(Dataset rows for apps and sites)
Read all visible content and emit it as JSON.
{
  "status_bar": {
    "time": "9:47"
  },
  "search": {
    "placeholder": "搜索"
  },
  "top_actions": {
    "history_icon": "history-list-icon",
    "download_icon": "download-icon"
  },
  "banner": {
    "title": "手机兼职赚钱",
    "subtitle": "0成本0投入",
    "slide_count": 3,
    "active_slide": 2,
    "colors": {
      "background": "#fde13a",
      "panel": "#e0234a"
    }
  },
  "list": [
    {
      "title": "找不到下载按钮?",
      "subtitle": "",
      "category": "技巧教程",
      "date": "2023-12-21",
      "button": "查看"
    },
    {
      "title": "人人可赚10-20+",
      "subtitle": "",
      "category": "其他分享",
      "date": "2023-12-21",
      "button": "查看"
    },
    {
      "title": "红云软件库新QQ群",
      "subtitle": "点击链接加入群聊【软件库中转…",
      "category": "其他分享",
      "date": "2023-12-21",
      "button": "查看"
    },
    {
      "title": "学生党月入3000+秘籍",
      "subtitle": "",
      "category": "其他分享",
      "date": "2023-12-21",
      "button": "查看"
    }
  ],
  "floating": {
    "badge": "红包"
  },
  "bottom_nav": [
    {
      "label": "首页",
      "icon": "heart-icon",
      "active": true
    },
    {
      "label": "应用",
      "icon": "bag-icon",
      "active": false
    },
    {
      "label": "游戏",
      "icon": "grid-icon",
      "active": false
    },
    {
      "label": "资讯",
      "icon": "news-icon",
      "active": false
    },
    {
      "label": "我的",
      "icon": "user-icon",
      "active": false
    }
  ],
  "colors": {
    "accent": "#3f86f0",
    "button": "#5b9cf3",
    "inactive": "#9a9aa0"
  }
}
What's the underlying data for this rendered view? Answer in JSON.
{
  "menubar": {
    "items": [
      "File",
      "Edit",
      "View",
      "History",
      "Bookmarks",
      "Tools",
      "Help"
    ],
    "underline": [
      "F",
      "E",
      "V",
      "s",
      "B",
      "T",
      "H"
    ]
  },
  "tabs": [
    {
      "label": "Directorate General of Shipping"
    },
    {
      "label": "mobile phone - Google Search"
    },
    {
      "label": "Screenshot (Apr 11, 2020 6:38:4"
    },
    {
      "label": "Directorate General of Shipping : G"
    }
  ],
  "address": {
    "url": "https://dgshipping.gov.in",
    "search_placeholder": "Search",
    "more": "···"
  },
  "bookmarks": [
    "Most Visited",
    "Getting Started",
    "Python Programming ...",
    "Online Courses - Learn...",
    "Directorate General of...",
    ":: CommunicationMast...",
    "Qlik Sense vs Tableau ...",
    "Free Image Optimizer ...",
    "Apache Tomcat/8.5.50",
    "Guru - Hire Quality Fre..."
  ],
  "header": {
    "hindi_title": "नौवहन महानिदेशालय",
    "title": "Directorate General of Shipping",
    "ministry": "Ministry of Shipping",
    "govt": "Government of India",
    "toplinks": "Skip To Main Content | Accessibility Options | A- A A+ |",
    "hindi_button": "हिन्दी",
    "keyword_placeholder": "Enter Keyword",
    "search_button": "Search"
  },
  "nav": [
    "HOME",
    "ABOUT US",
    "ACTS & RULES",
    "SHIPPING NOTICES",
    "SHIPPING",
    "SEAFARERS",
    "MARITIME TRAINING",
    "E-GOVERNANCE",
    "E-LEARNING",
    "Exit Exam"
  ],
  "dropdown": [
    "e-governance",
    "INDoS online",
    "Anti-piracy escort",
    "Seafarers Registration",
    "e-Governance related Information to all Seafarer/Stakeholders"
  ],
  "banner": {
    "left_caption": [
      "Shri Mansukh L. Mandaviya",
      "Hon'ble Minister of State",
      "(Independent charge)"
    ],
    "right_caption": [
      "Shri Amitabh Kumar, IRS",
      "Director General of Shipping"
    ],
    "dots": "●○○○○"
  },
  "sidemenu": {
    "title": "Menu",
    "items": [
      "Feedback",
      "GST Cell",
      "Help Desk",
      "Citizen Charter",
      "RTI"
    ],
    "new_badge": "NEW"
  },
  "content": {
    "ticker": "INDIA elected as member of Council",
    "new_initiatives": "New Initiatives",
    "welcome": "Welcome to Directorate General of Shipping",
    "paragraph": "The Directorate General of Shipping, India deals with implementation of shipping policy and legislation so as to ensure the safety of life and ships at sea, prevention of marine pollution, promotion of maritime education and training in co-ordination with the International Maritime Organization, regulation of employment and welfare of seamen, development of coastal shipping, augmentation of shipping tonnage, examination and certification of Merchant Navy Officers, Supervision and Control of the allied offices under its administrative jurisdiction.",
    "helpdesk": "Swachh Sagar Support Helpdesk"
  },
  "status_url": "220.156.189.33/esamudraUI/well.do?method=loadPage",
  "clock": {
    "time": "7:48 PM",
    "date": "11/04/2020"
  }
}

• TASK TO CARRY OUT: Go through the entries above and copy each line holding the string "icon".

• RESULT:
    "history_icon": "history-list-icon",
    "download_icon": "download-icon"
      "icon": "heart-icon",
      "icon": "bag-icon",
      "icon": "grid-icon",
      "icon": "news-icon",
      "icon": "user-icon",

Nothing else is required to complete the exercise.